* Task to complete *
Only the pictures are to be left out; set down the rest of the records exactly.

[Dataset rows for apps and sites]
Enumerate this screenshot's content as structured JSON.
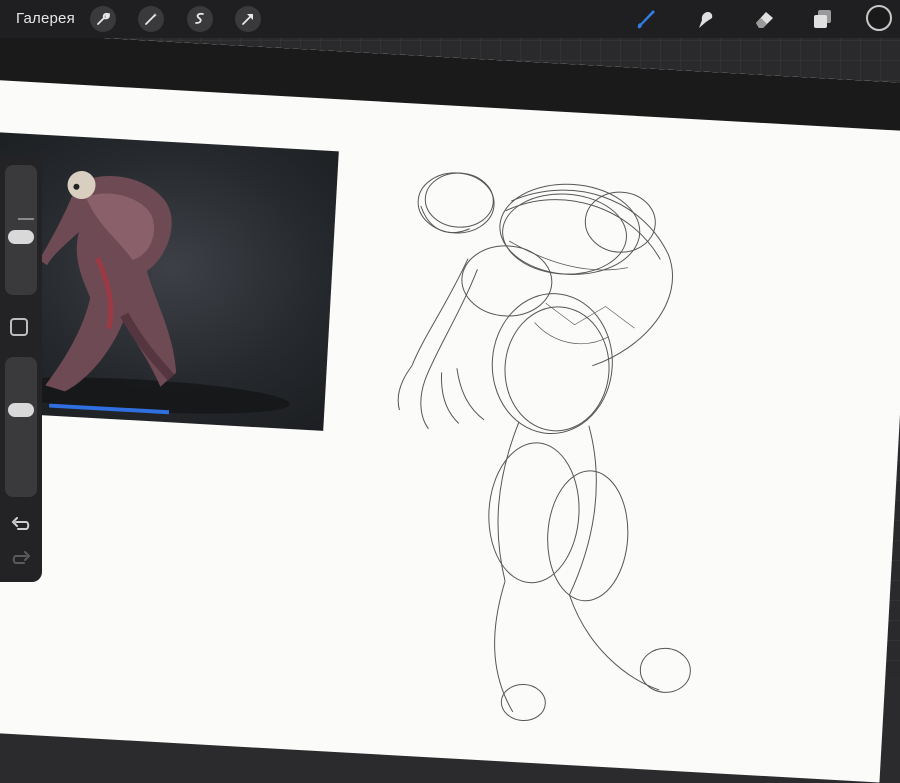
{
  "toolbar": {
    "gallery_label": "Галерея",
    "left_tools": [
      {
        "name": "wrench-icon"
      },
      {
        "name": "magic-wand-icon"
      },
      {
        "name": "selection-icon"
      },
      {
        "name": "transform-arrow-icon"
      }
    ],
    "right_tools": [
      {
        "name": "brush-icon",
        "active": true
      },
      {
        "name": "smudge-icon"
      },
      {
        "name": "eraser-icon"
      },
      {
        "name": "layers-icon"
      }
    ],
    "current_color": "#1a1a1a"
  },
  "sidebar": {
    "controls": [
      "brush-size-slider",
      "modify-button",
      "opacity-slider",
      "undo-icon",
      "redo-icon"
    ]
  },
  "colors": {
    "accent": "#2f7de1",
    "toolbar_bg": "#1f1f21",
    "canvas": "#fbfbf9"
  }
}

* Solution for this problem *
Enumerate this screenshot's content as structured JSON.
{
  "toolbar": {
    "gallery_label": "Галерея",
    "left_tools": [
      {
        "name": "wrench-icon"
      },
      {
        "name": "magic-wand-icon"
      },
      {
        "name": "selection-icon"
      },
      {
        "name": "transform-arrow-icon"
      }
    ],
    "right_tools": [
      {
        "name": "brush-icon",
        "active": true
      },
      {
        "name": "smudge-icon"
      },
      {
        "name": "eraser-icon"
      },
      {
        "name": "layers-icon"
      }
    ],
    "current_color": "#1a1a1a"
  },
  "sidebar": {
    "controls": [
      "brush-size-slider",
      "modify-button",
      "opacity-slider",
      "undo-icon",
      "redo-icon"
    ]
  },
  "colors": {
    "accent": "#2f7de1",
    "toolbar_bg": "#1f1f21",
    "canvas": "#fbfbf9"
  }
}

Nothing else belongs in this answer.